I’ve worn a groove in my head from scratching it on last week’s Amazon-Kiva Systems deal. After reading all the press stating what a crafty move it is and after the huge uptick in Amazon’s (NASDAQ: AMZN) stock price, The Merger Verger feels like the odd man out on this one. [Original posting here]
I still disagree with all the fawning Wall Street analysts and tech-media commentators but I think I have homed in on an explanation. Let me offer up some facts and then some observations.
- Jeff Bezos built a spaceship to go to Zebulon or some place. (You can look it up.) The guy clearly has a “boys with toys” problem. Robots – even ones that look like giant orange throat lozenges skating around a warehouse floor – count as objects of desire. (Earth to Jeff.)
- Kiva (founded in 2003) creates leading-edge material handling systems used by an impressive list of customers, including units of Amazon (but not Amazon itself). It’s privately held but recent revenues were reportedly north of $100 million, making the purchase price of $775 million a bracing 7X multiple of sales. (Yikes.)
- Amazon has a long history of successful acquisitions, but all of them of the horizontal type. They have vertical partnerships but their experience in integrating a company whose business fundamentals are entirely different to theirs is basically nil. (Uh-oh.)
- The company’s press release about the Kiva acquisition says a big nothing about the rationale behind it and offers only one minor tidbit about the plans for its integration: Kiva’s HQ will remain in Massachusetts. (Whoopee.)
- Equity analysts have settled on the rationale that Kiva robots will bring significant efficiencies to Amazon’s order fulfillment process, which they should. (At an NPV of minus how much?)
- Other analysts have pointed out that the move could be a competitive one, designed to prevent others from having the cost/efficiency advantage associated with the Kiva system, thus enabling Amazon to defend an important advantage. (Come on guys.)
- One or two analysts have floated the idea that all those reasons apply but are small beer; the real reason is that Kiva unlocks a door to the next transformational step for Amazon. (Now, ladies and gentlemen, we may be getting somewhere.)
Here’s The Merger Verger’s take on all that:
- The absence of any Amazon commentary on the deal’s strategic rationale could be a case of intentional competitive silence but it sure smells like the lack of any meaningful strategy to describe.
- On the efficiency explanation, to suggest that the best way to capture the benefit of a key component of your operational infrastructure is to own it outright is just hubris. By that line of thinking, Amazon should buy a corrugated box manufacturer, UPS should buy a truck maker and Apple should buy, well, China. Metaphorically speaking, there must be some compelling reason to own when you can rent.
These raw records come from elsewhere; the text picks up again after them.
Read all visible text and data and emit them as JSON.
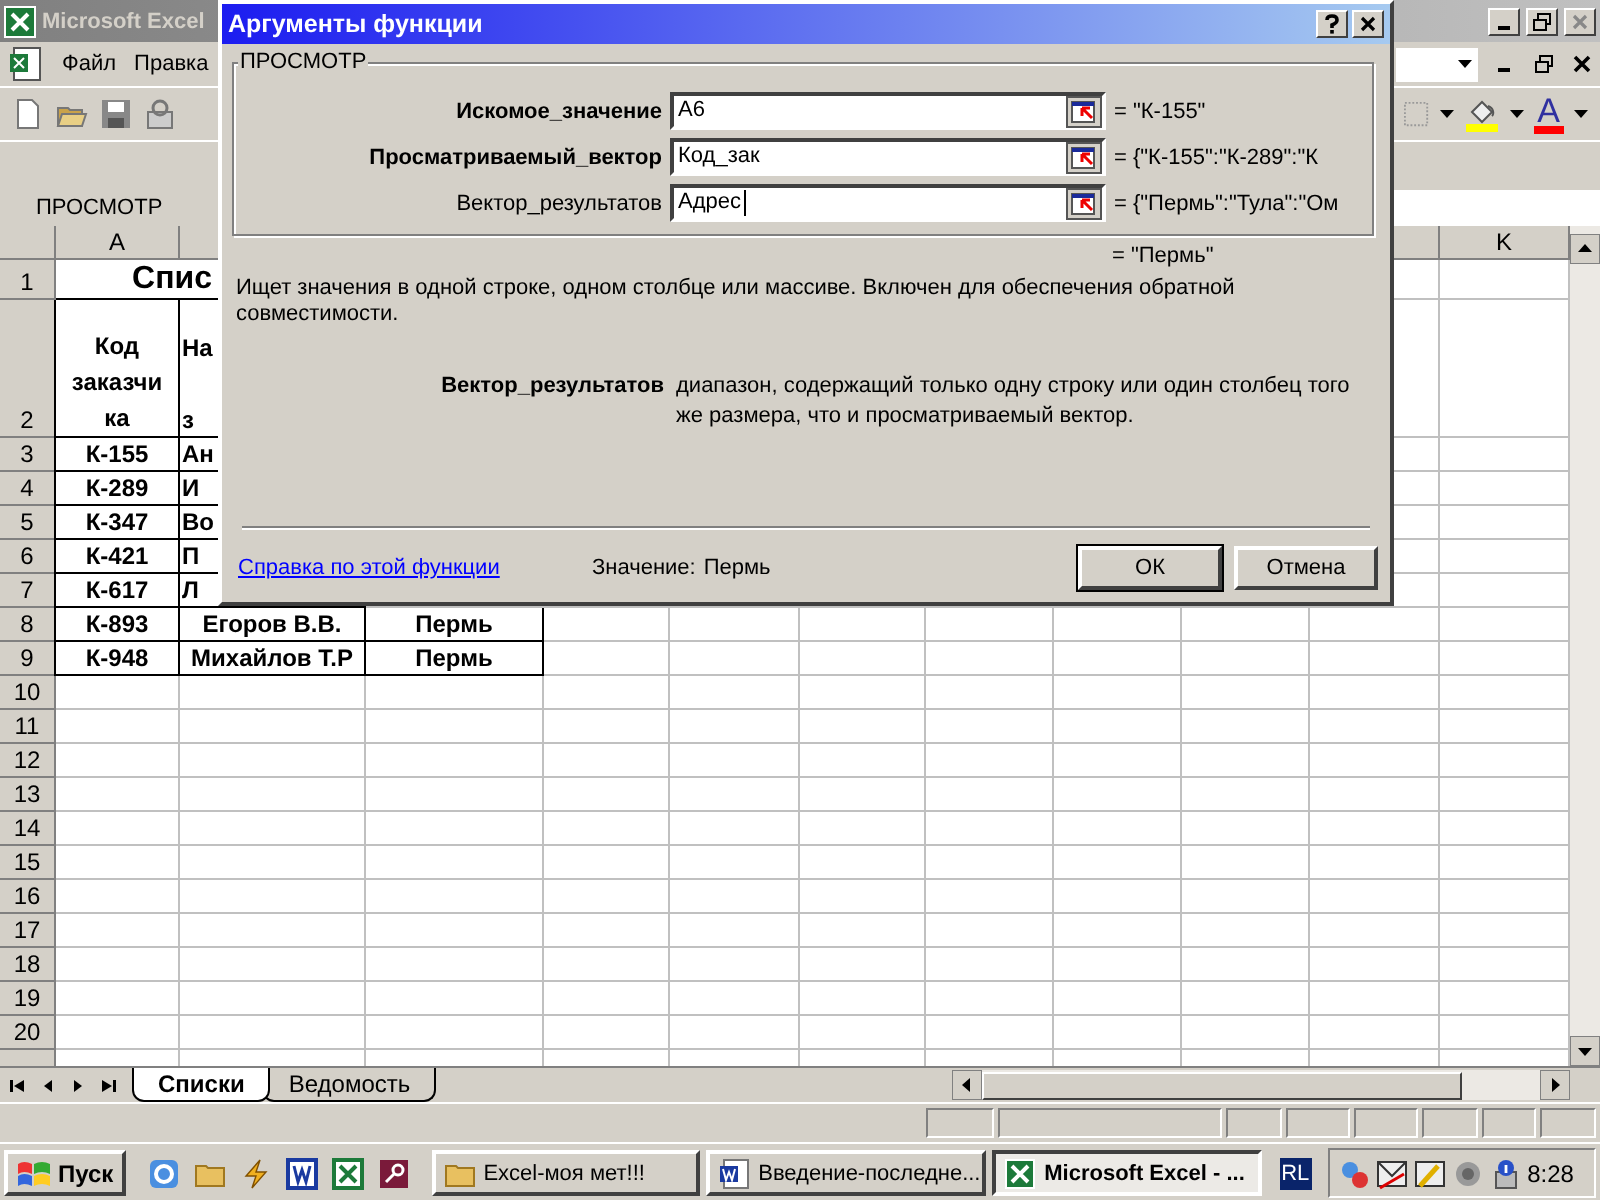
{
  "excel": {
    "title": "Microsoft Excel",
    "menu": [
      {
        "label": "Файл"
      },
      {
        "label": "Правка"
      }
    ],
    "font_color_glyph": "A",
    "name_box": "ПРОСМОТР",
    "column_headers": {
      "first": "A",
      "last": "K"
    },
    "rows": [
      {
        "number": "1",
        "title": "Спис"
      },
      {
        "number": "2",
        "a_lines": [
          "Код",
          "заказчи",
          "ка"
        ],
        "b_lines": [
          "На",
          "з"
        ]
      },
      {
        "number": "3",
        "a": "К-155",
        "b": "Ан"
      },
      {
        "number": "4",
        "a": "К-289",
        "b": "И"
      },
      {
        "number": "5",
        "a": "К-347",
        "b": "Во"
      },
      {
        "number": "6",
        "a": "К-421",
        "b": "П"
      },
      {
        "number": "7",
        "a": "К-617",
        "b": "Л"
      },
      {
        "number": "8",
        "a": "К-893",
        "b": "Егоров В.В.",
        "c": "Пермь"
      },
      {
        "number": "9",
        "a": "К-948",
        "b": "Михайлов Т.Р",
        "c": "Пермь"
      },
      {
        "number": "10"
      },
      {
        "number": "11"
      },
      {
        "number": "12"
      },
      {
        "number": "13"
      },
      {
        "number": "14"
      },
      {
        "number": "15"
      },
      {
        "number": "16"
      },
      {
        "number": "17"
      },
      {
        "number": "18"
      },
      {
        "number": "19"
      },
      {
        "number": "20"
      }
    ],
    "sheet_tabs": [
      {
        "label": "Списки",
        "selected": true
      },
      {
        "label": "Ведомость",
        "selected": false
      }
    ]
  },
  "dialog": {
    "title": "Аргументы функции",
    "group_title": "ПРОСМОТР",
    "arguments": [
      {
        "label": "Искомое_значение",
        "required": true,
        "value": "A6",
        "focused": false,
        "result": "= \"К-155\""
      },
      {
        "label": "Просматриваемый_вектор",
        "required": true,
        "value": "Код_зак",
        "focused": false,
        "result": "= {\"К-155\":\"К-289\":\"К"
      },
      {
        "label": "Вектор_результатов",
        "required": false,
        "value": "Адрес",
        "focused": true,
        "result": "= {\"Пермь\":\"Тула\":\"Ом"
      }
    ],
    "function_result": "= \"Пермь\"",
    "description": "Ищет значения в одной строке, одном столбце или массиве. Включен для обеспечения обратной совместимости.",
    "argument_help": {
      "name": "Вектор_результатов",
      "text": "диапазон, содержащий только одну строку или один столбец того же размера, что и просматриваемый вектор."
    },
    "help_link": "Справка по этой функции",
    "value_label": "Значение:",
    "value": "Пермь",
    "buttons": [
      {
        "label": "ОК",
        "default": true
      },
      {
        "label": "Отмена",
        "default": false
      }
    ]
  },
  "taskbar": {
    "start": "Пуск",
    "tasks": [
      {
        "label": "Excel-моя мет!!!",
        "kind": "folder",
        "selected": false
      },
      {
        "label": "Введение-последне...",
        "kind": "word",
        "selected": false
      },
      {
        "label": "Microsoft Excel - ...",
        "kind": "excel",
        "selected": true
      }
    ],
    "language": "RL",
    "clock": "8:28"
  }
}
- As a corollary, one does not pay 7X sales to obtain operational efficiencies; that’s just stupid. One pays that kind of multiple to launch a sales rocket.
- Similarly, to buy a technology company merely to prevent competitors from gaining access to it is a flaccid strategy at best. Even acknowledging Kiva’s technological superiority, squirreling it away for Amazon’s exclusive internal use merely invites robotics wannabes to fill that void.
- Again, one does not pay 7X sales for a company that one intends to prevent others from patronizing. For Amazon to gain an economic return, Kiva must be able to sell its products widely.
- So what one DOES pay 7X sales for? One only pays that kind of money to unlock a transformed future.
Amazon is already a world-leading provider of retail fulfillment services, both internally and as a third-party provider for others. It has the expertise and infrastructure to keep growing this “pick and pack” business. But Kiva – owning it, not just renting it – could provide the last essential component of the next generation of competitive dominance in the space. By this thesis, the facilities and operational expertise that already exist at Amazon get combined with a future-pathway technology to create a logistics service that is domain leading and defensible. That makes sense to me.
Ironically, if my analysis is right (not just boys-with-toys, not just hubris, not merely operational efficiency, not competitive paranoia) Amazon has some gigantic integration challenges ahead of it. But I wouldn’t bet against them.
Click here for the company’s website and here for a series of videos showing the system in action. Click here for an amusing robotic interpretation of the Nutcracker Suite entitled “The Dance of the Bots.”